The goal of school choice is to give more children the opportunity to attend schools considered best for them by their parents by giving more families the capacity to choose from among public and private schools. For legislation implementing that goal to be fair and to win public support, the interests of many parties–children, families, schools, and taxpayers–must be recognized and balanced.

With that need for balance in mind, Floridians for School Choice has proposed the following principles to guide the drafting of school choice legislation.

To be fair and acceptable, school choice legislation should observe the following principles:

1. It must not disturb families happy with their child’s current placement at a public or private school.

2. It must not reduce per-pupil spending in the public schools and should not increase total public spending on education except for those increases that would naturally occur as the result of increased student numbers or a growing commitment to education on the part of Florida’s citizens.

3. It must ensure that participation in the system of tax-funded scholarships is voluntary for families and schools.

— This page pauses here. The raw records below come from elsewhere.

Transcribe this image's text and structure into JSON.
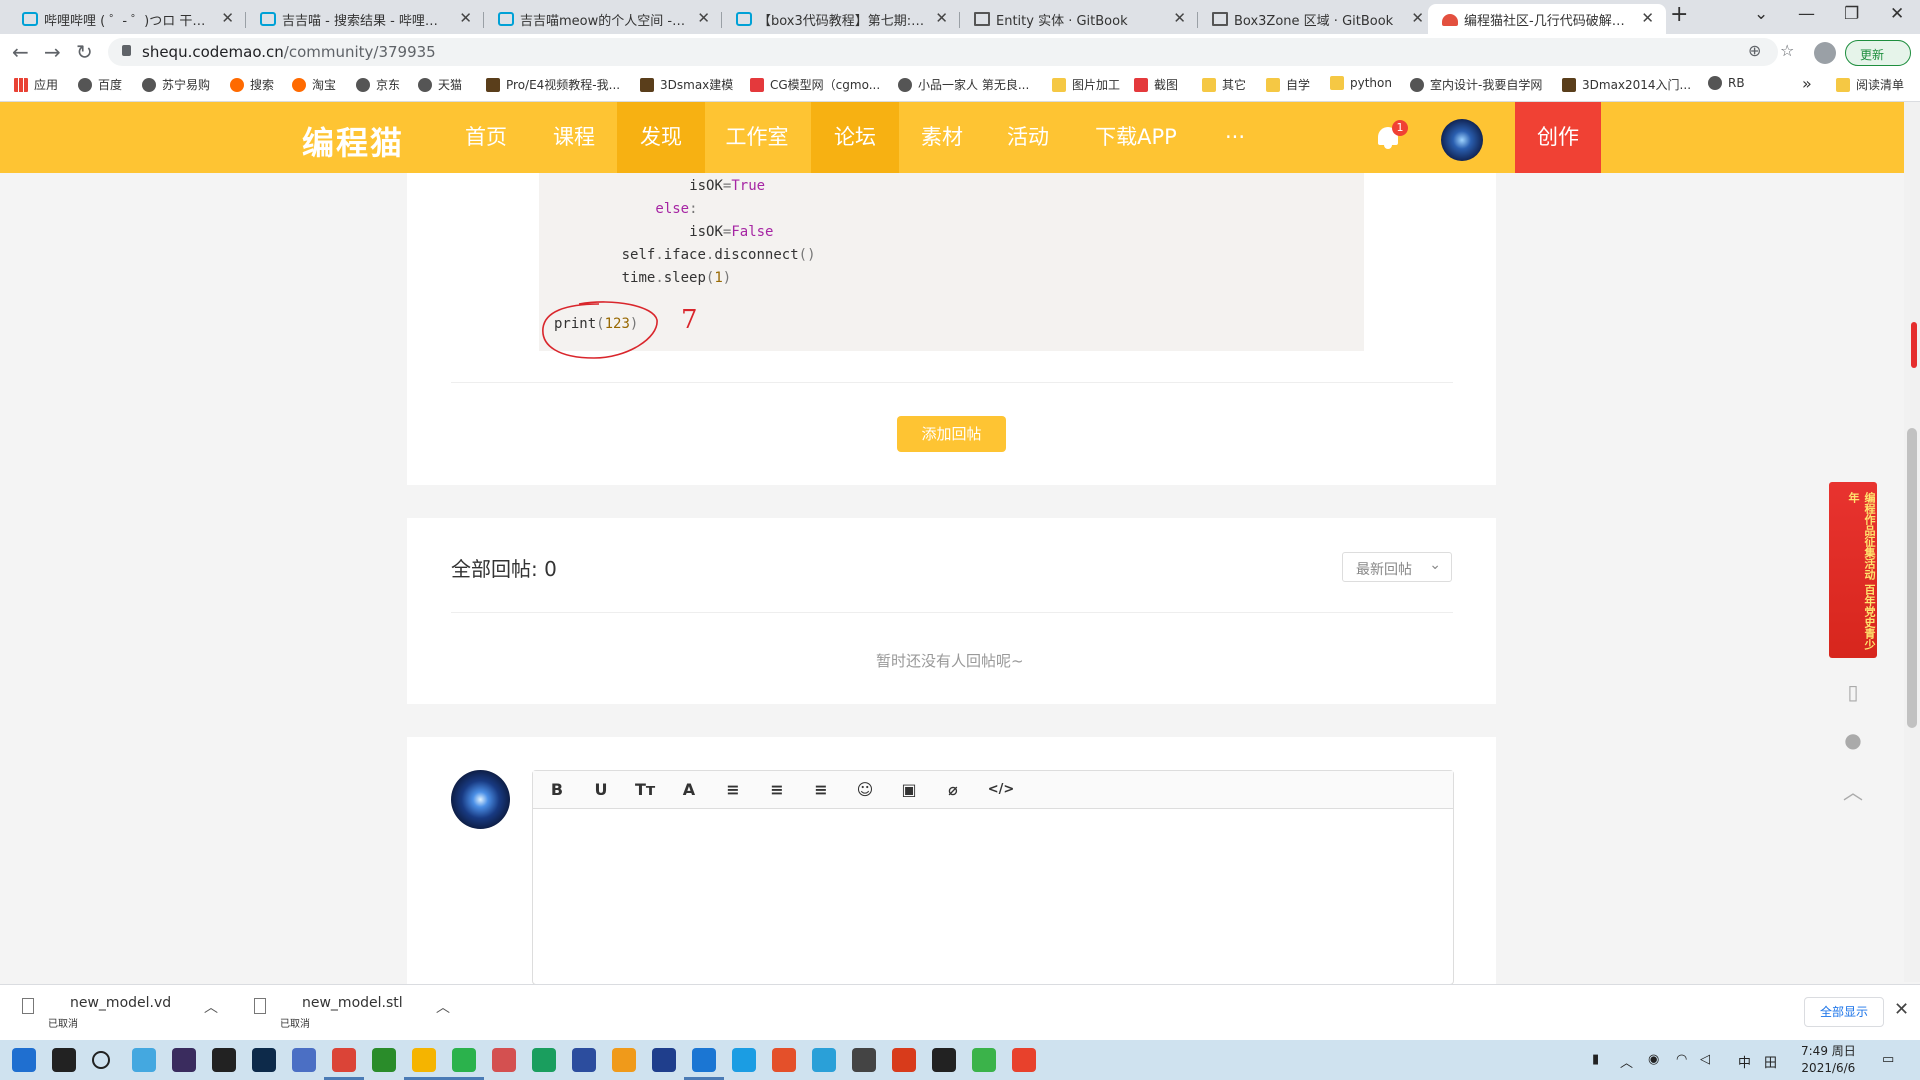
{
  "browser": {
    "tabs": [
      {
        "title": "哔哩哔哩 ( ゜- ゜)つロ 干杯~-bili",
        "favicon": "bilibili-icon"
      },
      {
        "title": "吉吉喵 - 搜索结果 - 哔哩哔哩弹",
        "favicon": "bilibili-icon"
      },
      {
        "title": "吉吉喵meow的个人空间 - 哔哩",
        "favicon": "bilibili-icon"
      },
      {
        "title": "【box3代码教程】第七期: 如何",
        "favicon": "bilibili-icon"
      },
      {
        "title": "Entity 实体 · GitBook",
        "favicon": "book-icon"
      },
      {
        "title": "Box3Zone 区域 · GitBook",
        "favicon": "book-icon"
      },
      {
        "title": "编程猫社区-几行代码破解WiFi密",
        "favicon": "codemao-icon"
      }
    ],
    "active_tab": 6,
    "new_tab_label": "+",
    "url_domain": "shequ.codemao.cn",
    "url_path": "/community/379935",
    "update_label": "更新",
    "bookmarks": [
      {
        "label": "应用",
        "icon": "apps-grid-icon"
      },
      {
        "label": "百度",
        "icon": "globe-icon"
      },
      {
        "label": "苏宁易购",
        "icon": "globe-icon"
      },
      {
        "label": "搜索",
        "icon": "search-icon"
      },
      {
        "label": "淘宝",
        "icon": "taobao-icon"
      },
      {
        "label": "京东",
        "icon": "globe-icon"
      },
      {
        "label": "天猫",
        "icon": "globe-icon"
      },
      {
        "label": "Pro/E4视频教程-我...",
        "icon": "v-icon"
      },
      {
        "label": "3Dsmax建模",
        "icon": "v-icon"
      },
      {
        "label": "CG模型网（cgmo...",
        "icon": "cg-icon"
      },
      {
        "label": "小品一家人 第无良...",
        "icon": "play-icon"
      },
      {
        "label": "图片加工",
        "icon": "folder-icon"
      },
      {
        "label": "截图",
        "icon": "weibo-icon"
      },
      {
        "label": "其它",
        "icon": "folder-icon"
      },
      {
        "label": "自学",
        "icon": "folder-icon"
      },
      {
        "label": "python",
        "icon": "folder-icon"
      },
      {
        "label": "室内设计-我要自学网",
        "icon": "globe-icon"
      },
      {
        "label": "3Dmax2014入门...",
        "icon": "v-icon"
      },
      {
        "label": "RB",
        "icon": "globe-icon"
      }
    ],
    "reading_list_label": "阅读清单"
  },
  "site": {
    "logo": "编程猫",
    "nav": [
      {
        "label": "首页",
        "active": false
      },
      {
        "label": "课程",
        "active": false
      },
      {
        "label": "发现",
        "active": true
      },
      {
        "label": "工作室",
        "active": false
      },
      {
        "label": "论坛",
        "active": true
      },
      {
        "label": "素材",
        "active": false
      },
      {
        "label": "活动",
        "active": false
      },
      {
        "label": "下载APP",
        "active": false
      },
      {
        "label": "···",
        "active": false
      }
    ],
    "notification_count": "1",
    "create_label": "创作",
    "brand_color": "#fec433",
    "accent_color": "#f04134"
  },
  "post": {
    "code_lines": [
      {
        "indent": 16,
        "parts": [
          [
            "isOK",
            ""
          ],
          [
            "=",
            "op"
          ],
          [
            "True",
            "kw"
          ]
        ]
      },
      {
        "indent": 12,
        "parts": [
          [
            "else",
            "kw"
          ],
          [
            ":",
            "op"
          ]
        ]
      },
      {
        "indent": 16,
        "parts": [
          [
            "isOK",
            ""
          ],
          [
            "=",
            "op"
          ],
          [
            "False",
            "kw"
          ]
        ]
      },
      {
        "indent": 8,
        "parts": [
          [
            "self",
            ""
          ],
          [
            ".",
            "op"
          ],
          [
            "iface",
            ""
          ],
          [
            ".",
            "op"
          ],
          [
            "disconnect",
            ""
          ],
          [
            "()",
            "op"
          ]
        ]
      },
      {
        "indent": 8,
        "parts": [
          [
            "time",
            ""
          ],
          [
            ".",
            "op"
          ],
          [
            "sleep",
            ""
          ],
          [
            "(",
            "op"
          ],
          [
            "1",
            "num"
          ],
          [
            ")",
            "op"
          ]
        ]
      },
      {
        "indent": 0,
        "parts": [
          [
            "print",
            ""
          ],
          [
            "(",
            "op"
          ],
          [
            "123",
            "num"
          ],
          [
            ")",
            "op"
          ]
        ]
      }
    ],
    "annotation_number": "7",
    "add_reply_label": "添加回帖"
  },
  "replies": {
    "title": "全部回帖: 0",
    "sort_label": "最新回帖",
    "empty_text": "暂时还没有人回帖呢~"
  },
  "editor": {
    "toolbar": [
      "B",
      "U",
      "Tт",
      "A",
      "≡",
      "≡",
      "≡",
      "☺",
      "▣",
      "⌀",
      "</>"
    ]
  },
  "promo_text": "编程作品征集活动 百年党史青少年",
  "downloads": [
    {
      "name": "new_model.vd",
      "status": "已取消"
    },
    {
      "name": "new_model.stl",
      "status": "已取消"
    }
  ],
  "show_all_label": "全部显示",
  "clock": {
    "time": "7:49 周日",
    "date": "2021/6/6"
  },
  "tray": {
    "ime": "中",
    "layout": "田"
  }
}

No person or educational institution will be mandated to do anything.

4. It must include all schools–public, private, and religiously affiliated–that wish to participate and are prepared to accept reasonable measures of accountability.

5. It must introduce no new regulations on private schools that would threaten their mission, identity, or autonomy; and it must offer a similar and prompt deregulation to those public schools that wish it.

6. It must include provisions to assure that children from low-income families have fair access to schools their families prefer.

7. It must safeguard the interests of families and taxpayers by ensuring that no school that advocates unlawful behavior; teaches hatred of any person or group on the basis of race, ethnicity, color, national origin, religion, or gender; or deliberately provides false or misleading information shall be eligible to redeem tax-funded scholarships.

8. Its implementation must be gradual, orderly, and fair, protecting individual schools from abrupt large-scale reductions or unwanted increases in their number of students.

9. It must phase in scholarships for children who are already outside the public school system, including those who are home-schooled.

10. It must be compliant with federal and state constitutional provisions, readily understood by ordinary citizens, and able to be implemented without excessive administration.

Child-Friendly Cities Failed by K-12 Schools

Although Milwaukee Mayor John Norquist said he was encouraged to read of “empty nesters moving to Milwaukee,” he asked “Why only empty nesters? Are cities really places where you shouldn’t raise your children?”

Unfortunately, he concluded in a recent interview, “when it comes to K-12 education, everybody’s repelled by the cities.”

“Cities are actually very friendly to children,” argued Norquist. “There are sidewalks, transit systems: the children can move around without mommy and daddy having to drive them everywhere. If the cities are safe, and they can be–Paris, for example, is very safe–and if the schools are improved, then people would want to live in them.”

“Why are U.S. grade schools so bad?” he continued. “Why is it that New York City would not have the best grade schools? It has some of the great universities. In fact, the best universities in America are largely in the big cities. And there is a reason for that. We have a voucher system, we have competition in higher education, and so we have the best universities in the world. Because people have competition, the quality is high.”

“Whereas we have this monotonous, powerful government monopoly of K-12 education, and so the customer doesn’t really matter,” Norquist added. “So, instead of being number one, as we are in higher education in terms of quality, our grade schools rank 27th among industrial countries, right behind Portugal.”
Government Technology – Special Edition
November 1998